    What did the research involve?

    The researchers measured changes in all four hormones in 29 expectant couples. The couples, who were recruited online and in print, were paid $50 per session for participating. They had to be between 18 and 45, living together, expecting their first child and within the first two trimesters of pregnancy. Smokers, those with medical conditions that could influence hormone levels, and those taking hormone altering medications were excluded.

    The couples’ hormone levels were assessed up to four times throughout the prenatal period, at approximately weeks 12, 20, 28 and 36 of pregnancy. Each couple came to the laboratory together and had their hormone levels measured at the same time and on the same day of the week. They provided two saliva samples on each visit.
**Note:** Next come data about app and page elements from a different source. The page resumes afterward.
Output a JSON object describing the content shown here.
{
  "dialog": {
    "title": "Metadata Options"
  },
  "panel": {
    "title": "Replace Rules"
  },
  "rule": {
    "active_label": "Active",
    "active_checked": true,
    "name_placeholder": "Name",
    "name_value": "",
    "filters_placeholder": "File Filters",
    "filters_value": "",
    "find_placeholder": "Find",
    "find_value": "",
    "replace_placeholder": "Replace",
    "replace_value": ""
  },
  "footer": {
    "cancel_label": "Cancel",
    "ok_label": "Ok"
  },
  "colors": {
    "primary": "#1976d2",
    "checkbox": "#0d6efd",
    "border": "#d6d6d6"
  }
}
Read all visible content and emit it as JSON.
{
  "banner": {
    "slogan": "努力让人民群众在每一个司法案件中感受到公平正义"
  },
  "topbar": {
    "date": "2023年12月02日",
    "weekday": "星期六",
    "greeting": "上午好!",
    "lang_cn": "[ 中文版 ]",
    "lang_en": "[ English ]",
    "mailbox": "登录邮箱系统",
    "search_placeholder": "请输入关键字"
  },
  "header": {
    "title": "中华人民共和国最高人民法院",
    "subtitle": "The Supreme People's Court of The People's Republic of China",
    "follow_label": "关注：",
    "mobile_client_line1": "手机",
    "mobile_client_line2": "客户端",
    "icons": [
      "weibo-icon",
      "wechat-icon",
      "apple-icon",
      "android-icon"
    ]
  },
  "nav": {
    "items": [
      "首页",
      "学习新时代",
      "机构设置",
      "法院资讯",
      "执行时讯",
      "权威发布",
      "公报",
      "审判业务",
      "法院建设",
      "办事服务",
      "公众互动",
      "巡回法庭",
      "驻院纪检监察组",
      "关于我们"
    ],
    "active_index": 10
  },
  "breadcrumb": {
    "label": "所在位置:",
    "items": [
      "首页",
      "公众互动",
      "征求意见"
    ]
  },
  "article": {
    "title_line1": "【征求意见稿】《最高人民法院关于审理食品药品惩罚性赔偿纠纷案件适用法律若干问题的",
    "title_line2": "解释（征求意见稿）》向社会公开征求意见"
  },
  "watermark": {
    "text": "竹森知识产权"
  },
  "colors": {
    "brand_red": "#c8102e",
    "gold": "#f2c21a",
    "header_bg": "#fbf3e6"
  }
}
These were frozen until being tested for levels of testosterone, cortisol, oestradiol and progesterone, using commercially available kits.

    The researchers analysed the results using standard statistical methods.

     

    What were the basic results?

    • As expected, women showed large prenatal increases in all four hormones.
    • Men showed significant but small prenatal declines in testosterone and oestradiol, but there were no detectable changes in men’s cortisol or progesterone. 

     

    How did the researchers interpret the results?

    The researchers say their study is the first to demonstrate prenatal testosterone changes in expectant fathers.

    They say the findings on testosterone and oestradiol support the idea that the same hormones may be involved in maternal and paternal care.

    They say their findings provide some support for the theory that similar neuroendocrine pathways support both maternal and paternal behaviour.

     

    Conclusion

    This is an interesting study, but it was very small and, as the authors point out, found only limited evidence of small hormone changes among expectant fathers, so it is difficult to draw any conclusions from it.

    One important limitation was the lack of a comparison group of non-expectant couples. This means the authors cannot say whether any hormone changes among the men occurred as a result of expectant fatherhood or other causes.

    Nor did the researchers assess the men’s hormones before conception or postnatally, so they could not determine how men’s hormone levels change during the entire transition to parenthood.

    In women, changes in hormone levels are vital to maintain the pregnancy and are also thought to affect maternal feelings and behaviour. This study does not provide conclusive results on the changes in hormone levels that occur in expectant fathers or whether these might be linked to changes in behaviour.

    Becoming a dad for the first time can be an overwhelming and somewhat frightening experience, though most men quickly learn and adapt. The human race wouldn’t be here if that wasn’t the case.

    Analysis by Bazian. Edited by NHS Choices. Follow Behind the Headlines on Twitter. Join the Healthy Evidence forum.

    Links To The Headlines

    Men suffer pregnancy symptoms too: Fluctuating hormones make fathers-to-be less aggressive and more caring. Mail Online, December 16 2014

    Links To Science

    Edelstein RD, Wardecker BM, Chopik WJ, et al. Prenatal hormones in first-time expectant parents: Longitudinal changes and within-couple correlations. American Journal of Human Biology. Published online December 15 2014